7 • A Meteorite from El Campo del Cielo

7 • A Meteorite from El Campo del Cielo

Argentina; Circa 4.5 billion years old
Discovered in 1576
49 x 31 cm; Iron
Weight: 70kgs

Structural classification: Coarse Octahedrite
6.68% Ni; 0.43% Co; 0.25% P; 87 ppm Ga; 407 ppm Ge; 3.6 ppm Ir.
Location: Gran Chaco Gualamba, Argentina

This rock was formed by two asteroids colliding at cosmic velocity in interplanetary space during the development of our solar system 4.5 billion years ago. It floated around outer space for billions of years before crashing into planet earth approximately 4,000 years ago. It was discovered 3,500 years later in a deserted province of northern Argentina and now sits in the new Cromwell Place arts hub in South Kensington, awaiting the next stage of its journey.

For centuries the locals from the northern Argentinian provinces of the Chacos – vast stretches of flat-lying, dusty soil with little rock or water – claimed the iron from their metal-tipped weapons to have fallen from the sky amidst raging fires.

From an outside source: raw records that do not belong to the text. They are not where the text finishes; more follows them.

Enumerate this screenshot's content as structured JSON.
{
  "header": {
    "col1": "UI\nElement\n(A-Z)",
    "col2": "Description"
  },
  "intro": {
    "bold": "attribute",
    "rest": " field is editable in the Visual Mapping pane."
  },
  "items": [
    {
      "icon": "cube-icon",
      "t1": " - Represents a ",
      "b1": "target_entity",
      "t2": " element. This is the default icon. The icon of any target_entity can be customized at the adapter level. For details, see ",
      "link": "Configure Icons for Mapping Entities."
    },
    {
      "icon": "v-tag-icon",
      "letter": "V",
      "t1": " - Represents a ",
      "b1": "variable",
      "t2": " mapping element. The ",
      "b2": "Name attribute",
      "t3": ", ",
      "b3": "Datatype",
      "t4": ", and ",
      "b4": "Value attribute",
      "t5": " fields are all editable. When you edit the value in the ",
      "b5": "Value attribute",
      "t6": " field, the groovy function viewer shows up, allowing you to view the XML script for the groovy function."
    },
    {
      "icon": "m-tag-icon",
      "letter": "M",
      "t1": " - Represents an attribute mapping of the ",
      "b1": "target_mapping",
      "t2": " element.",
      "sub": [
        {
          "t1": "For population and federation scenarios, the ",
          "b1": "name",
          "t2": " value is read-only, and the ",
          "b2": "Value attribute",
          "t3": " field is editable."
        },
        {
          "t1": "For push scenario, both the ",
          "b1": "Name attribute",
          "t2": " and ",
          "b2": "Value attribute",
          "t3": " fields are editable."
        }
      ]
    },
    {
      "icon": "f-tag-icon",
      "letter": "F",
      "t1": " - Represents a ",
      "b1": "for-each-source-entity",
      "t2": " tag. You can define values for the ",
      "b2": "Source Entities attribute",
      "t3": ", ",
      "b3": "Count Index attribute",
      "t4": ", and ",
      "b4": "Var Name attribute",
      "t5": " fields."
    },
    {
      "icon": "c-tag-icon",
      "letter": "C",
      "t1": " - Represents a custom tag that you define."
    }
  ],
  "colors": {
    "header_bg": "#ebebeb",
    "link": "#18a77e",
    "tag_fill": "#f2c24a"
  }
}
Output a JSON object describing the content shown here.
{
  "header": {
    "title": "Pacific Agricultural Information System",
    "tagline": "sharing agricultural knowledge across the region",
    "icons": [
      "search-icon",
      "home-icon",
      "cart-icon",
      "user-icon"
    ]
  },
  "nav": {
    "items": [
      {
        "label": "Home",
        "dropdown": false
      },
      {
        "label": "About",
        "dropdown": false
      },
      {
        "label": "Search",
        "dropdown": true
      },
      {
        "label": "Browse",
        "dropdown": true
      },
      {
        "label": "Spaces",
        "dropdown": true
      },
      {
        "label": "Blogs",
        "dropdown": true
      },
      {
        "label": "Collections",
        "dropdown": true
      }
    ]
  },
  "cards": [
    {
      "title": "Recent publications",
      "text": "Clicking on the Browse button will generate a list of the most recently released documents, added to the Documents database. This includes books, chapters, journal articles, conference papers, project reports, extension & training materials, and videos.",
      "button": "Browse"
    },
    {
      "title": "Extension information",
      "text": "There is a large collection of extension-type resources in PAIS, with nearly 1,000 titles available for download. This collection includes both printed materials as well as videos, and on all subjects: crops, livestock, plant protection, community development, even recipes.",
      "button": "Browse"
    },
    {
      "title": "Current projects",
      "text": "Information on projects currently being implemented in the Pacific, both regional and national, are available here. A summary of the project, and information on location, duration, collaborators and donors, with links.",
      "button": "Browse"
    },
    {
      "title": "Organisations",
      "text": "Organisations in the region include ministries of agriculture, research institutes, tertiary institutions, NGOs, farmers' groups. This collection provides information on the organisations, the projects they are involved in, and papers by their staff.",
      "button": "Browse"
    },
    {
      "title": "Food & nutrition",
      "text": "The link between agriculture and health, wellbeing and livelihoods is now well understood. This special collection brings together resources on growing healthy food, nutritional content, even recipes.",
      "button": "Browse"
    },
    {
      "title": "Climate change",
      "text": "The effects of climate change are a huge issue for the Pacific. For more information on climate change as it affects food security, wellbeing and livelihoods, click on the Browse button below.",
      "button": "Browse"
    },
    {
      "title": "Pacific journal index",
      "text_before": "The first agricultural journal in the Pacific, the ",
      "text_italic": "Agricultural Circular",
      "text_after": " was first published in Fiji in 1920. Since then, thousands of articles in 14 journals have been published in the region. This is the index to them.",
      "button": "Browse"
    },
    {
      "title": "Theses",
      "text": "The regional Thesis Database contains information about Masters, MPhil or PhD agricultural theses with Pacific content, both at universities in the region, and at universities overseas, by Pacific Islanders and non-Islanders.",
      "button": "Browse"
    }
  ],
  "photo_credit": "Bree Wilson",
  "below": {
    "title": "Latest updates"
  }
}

Eventually in 1576 Capitan Hernan Mexia de Miraval was commissioned to search for this mass of iron and set off with local guides along trails weathered by nomads seeking honey and wax until he came across a large mass of metal protruding from the soil. He took some samples, wrote a long account of the many diffculties of his expedition and the discovery of what he assumed was an iron mine of exceptional purity, then filed it in Seville where it remained forgotten and unread until the early 1920s.

When it was uncovered it became the earliest record of the examination of a meteorite by Europeans in the Americas. That meteorite was part of what has become known as El Campo del Cielo – The Field of Heaven – so named by the locals because of their belief in the celestial origin of the metal left strewn over an area of 18 kilometres. They were only proved correct when samples were analysed at the Royal Society in London in the early 19th century, at a time when scientists finally acknowledged the possibility of rocks originating from outer space.